Maker Aston Martin calls the Rapid the most beautiful four-door car in the world.'The Rapide is a sports car', says Ulrich Bez, the chief executive of Aston Martin. Normally, he wouldn't feel the need for such emphasis: expensive, hand-crafted British sports cars are Aston's business. But the Â£140,000 Rapide is something new, the company's first four-door, four-seater car since the Lagonda of the 1970s. Bez doesn't want this car to be misunderstood. It is not a rival for the Bentley Continental Flying Spur or the uber-sedans from Mercedes, BMW and Audi and it differs fundamentally from its most obvious counterpart, the Porsche Panamera.
As Aston sees it, the Porsche was designed as a low-line car providing generous space for four adults and the body was shaped accordingly, hence its hump-backed look; the Rapide is an Aston Martin DB9 with more room for people and luggage but no compromise to its gorgeous, flowing style. Bez describes the Rapide as "the most beautiful four-door car in the world" and adds: "The proportions had to be perfect. If we couldn't have achieved this, we wouldn't have made it." So this is not a car for the part-time driver who likes to conduct business from the back seat. Neither is it suitable for making the grand entrance at a film premiere or society ball for a skirted lady (or a Scotsman) in context of modesty while emerging from the back.
The Rapide is a more versatile and more practical version of a traditional Aston. Unlike the DB9, the rear seats are comfortable for adults, providing the passengers are not too tall or bulky. The Rapide's rear doors hinge forward and slightly upwards and there has been extensive paring of the structure and trim around the seats to allow the maximum amount of space and ease of entry and exit. There is more room in the Panamera but the Rapide's rear passengers are cosier and also have better visibility due to higher seating position.
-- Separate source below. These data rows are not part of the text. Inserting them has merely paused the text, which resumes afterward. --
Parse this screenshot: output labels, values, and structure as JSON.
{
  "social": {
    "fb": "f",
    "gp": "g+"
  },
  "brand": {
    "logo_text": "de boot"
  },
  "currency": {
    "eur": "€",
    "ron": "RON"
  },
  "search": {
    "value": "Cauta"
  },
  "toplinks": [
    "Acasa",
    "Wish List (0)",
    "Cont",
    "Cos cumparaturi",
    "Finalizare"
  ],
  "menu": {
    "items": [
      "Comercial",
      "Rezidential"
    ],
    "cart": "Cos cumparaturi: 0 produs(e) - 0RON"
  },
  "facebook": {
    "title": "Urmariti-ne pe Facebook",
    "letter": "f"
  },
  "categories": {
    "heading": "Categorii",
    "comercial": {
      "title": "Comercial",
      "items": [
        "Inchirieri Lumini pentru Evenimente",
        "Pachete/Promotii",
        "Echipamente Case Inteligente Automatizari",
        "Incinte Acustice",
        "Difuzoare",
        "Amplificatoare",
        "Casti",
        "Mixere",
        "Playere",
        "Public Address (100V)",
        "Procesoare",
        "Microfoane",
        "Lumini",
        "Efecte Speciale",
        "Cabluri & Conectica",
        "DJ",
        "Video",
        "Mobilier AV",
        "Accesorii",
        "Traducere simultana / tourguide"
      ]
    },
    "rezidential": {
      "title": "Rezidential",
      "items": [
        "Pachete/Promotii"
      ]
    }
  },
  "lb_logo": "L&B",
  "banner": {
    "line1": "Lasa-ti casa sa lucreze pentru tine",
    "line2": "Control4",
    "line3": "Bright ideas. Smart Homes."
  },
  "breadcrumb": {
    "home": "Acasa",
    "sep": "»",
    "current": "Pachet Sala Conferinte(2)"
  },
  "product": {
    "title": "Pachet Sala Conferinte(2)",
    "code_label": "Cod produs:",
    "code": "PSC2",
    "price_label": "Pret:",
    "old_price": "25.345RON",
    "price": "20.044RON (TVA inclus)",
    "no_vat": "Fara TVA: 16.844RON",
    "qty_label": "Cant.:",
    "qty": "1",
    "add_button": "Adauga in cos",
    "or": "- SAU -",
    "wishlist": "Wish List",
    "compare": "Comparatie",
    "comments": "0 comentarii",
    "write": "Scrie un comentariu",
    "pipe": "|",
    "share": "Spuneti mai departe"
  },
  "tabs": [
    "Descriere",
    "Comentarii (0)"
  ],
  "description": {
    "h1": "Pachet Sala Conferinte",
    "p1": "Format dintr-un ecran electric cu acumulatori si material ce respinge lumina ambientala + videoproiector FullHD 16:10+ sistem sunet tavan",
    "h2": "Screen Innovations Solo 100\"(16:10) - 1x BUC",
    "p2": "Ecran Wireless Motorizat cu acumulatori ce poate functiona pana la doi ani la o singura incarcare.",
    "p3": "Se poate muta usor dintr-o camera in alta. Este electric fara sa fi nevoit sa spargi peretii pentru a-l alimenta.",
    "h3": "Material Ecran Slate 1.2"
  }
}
I really appreciate the Rapide's stowage space and easy access through the rear hatch. A hinged divider located by magnetic catches separates the trunk from a generous space behind the rear seats. The backs of those seats can also be folded to extend the load area.
Technically, the Rapide is rather more than a DB9 extended by 30cm. The space required in the Rapide dictated a new rear subframe to support the transmission and rear suspension. The re-designed assembly saves weight and allows a larger (90-litre) fuel tank. Surprisingly, the over 5m in length Rapide is only 200kg heavier than the DB9. The Rapide has the same drive-line and suspension layout as the other Astons but it has been set up for slightly more gentle behaviour than the DB9 and DBS. It has variable dampers with two programmes, normal and sport, but unlike the DBS, both settings are usable. The steering is higher geared to aid the feeling of agility on a winding road. The brakes - which have a new kind of dual-cast steel and aluminium disc - are mighty effective but the pedal has a longer travel than in most sports cars. That makes for smoother progress in normal driving.
The 6-litre V12 engine is familiar and has the same power (474PS) and torque output as the latest DB9. The ubiquitous ZF six-speed automatic transmission is the only gearbox available. It works beautifully and allows manual operation from paddles behind the steering wheel. A facia switch marked Sport speeds up the automatic shifts and sharpens the throttle response. The effect is not as marked as in some other models, as Aston seeks to make the Rapide a more comfortable Grand Tourer while maintaining its sporting character.